Record set START
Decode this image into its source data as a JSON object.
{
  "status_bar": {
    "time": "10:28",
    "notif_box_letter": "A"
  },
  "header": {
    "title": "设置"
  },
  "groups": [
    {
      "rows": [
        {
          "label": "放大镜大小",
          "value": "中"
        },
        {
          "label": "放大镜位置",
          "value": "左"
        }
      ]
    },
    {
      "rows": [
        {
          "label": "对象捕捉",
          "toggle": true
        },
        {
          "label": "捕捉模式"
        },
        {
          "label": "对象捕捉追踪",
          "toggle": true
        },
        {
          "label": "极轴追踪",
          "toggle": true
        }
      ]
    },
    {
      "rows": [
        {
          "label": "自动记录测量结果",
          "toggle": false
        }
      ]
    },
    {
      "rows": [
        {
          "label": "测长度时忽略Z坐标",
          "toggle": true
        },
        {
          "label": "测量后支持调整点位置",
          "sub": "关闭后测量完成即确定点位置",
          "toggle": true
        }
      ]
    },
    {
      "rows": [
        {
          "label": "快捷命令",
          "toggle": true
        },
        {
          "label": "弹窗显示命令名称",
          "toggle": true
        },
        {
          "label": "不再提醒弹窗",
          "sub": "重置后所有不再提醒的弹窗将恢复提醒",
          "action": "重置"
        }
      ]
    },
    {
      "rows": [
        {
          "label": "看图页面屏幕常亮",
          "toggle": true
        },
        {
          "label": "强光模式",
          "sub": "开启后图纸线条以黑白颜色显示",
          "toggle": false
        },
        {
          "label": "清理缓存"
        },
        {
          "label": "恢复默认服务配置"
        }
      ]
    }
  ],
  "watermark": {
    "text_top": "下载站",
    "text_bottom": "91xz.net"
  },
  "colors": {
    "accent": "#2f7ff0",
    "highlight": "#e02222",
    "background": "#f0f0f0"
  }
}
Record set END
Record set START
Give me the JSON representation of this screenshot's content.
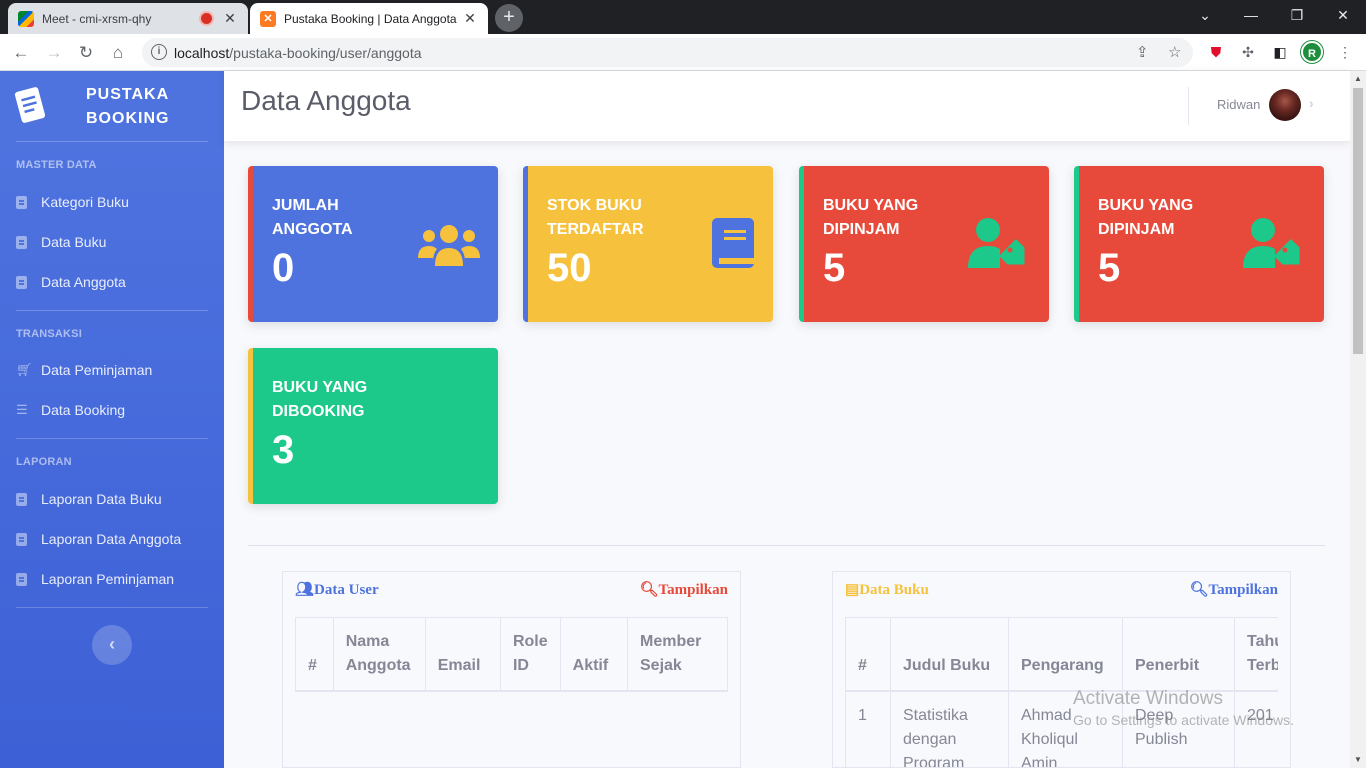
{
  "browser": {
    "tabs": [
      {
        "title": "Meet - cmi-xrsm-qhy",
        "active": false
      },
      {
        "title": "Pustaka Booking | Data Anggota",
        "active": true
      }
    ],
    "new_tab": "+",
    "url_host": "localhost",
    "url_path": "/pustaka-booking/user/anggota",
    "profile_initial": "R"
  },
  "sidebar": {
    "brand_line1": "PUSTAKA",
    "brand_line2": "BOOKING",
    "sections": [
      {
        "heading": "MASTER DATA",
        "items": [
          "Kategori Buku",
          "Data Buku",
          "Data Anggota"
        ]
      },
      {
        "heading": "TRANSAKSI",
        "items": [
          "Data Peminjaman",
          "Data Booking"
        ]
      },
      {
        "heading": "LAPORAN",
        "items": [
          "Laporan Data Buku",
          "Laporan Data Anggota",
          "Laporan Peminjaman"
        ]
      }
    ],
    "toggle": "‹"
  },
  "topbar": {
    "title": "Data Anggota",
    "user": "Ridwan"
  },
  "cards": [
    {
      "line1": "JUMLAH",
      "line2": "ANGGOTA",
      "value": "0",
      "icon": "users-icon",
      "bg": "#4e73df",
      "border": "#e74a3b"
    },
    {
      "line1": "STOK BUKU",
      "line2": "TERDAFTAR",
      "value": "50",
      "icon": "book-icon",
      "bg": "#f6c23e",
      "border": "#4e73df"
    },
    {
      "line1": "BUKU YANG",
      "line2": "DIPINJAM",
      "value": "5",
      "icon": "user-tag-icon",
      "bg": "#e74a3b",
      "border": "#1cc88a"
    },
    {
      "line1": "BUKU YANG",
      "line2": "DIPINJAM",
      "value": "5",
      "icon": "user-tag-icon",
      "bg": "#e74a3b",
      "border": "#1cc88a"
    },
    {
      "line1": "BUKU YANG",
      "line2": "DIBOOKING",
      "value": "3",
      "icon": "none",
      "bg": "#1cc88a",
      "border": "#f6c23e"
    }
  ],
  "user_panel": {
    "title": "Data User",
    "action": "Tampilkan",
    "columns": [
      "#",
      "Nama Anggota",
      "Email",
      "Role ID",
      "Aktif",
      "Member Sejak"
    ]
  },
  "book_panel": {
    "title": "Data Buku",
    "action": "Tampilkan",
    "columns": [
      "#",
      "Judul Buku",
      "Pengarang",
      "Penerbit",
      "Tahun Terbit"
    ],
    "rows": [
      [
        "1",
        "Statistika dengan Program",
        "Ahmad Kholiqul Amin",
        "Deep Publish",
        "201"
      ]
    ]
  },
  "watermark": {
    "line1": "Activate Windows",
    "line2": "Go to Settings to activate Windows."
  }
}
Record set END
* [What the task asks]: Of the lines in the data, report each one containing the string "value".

* [Task response]:
          "value": "中"
          "value": "左"
      "value": "0",
      "value": "50",
      "value": "5",
      "value": "5",
      "value": "3",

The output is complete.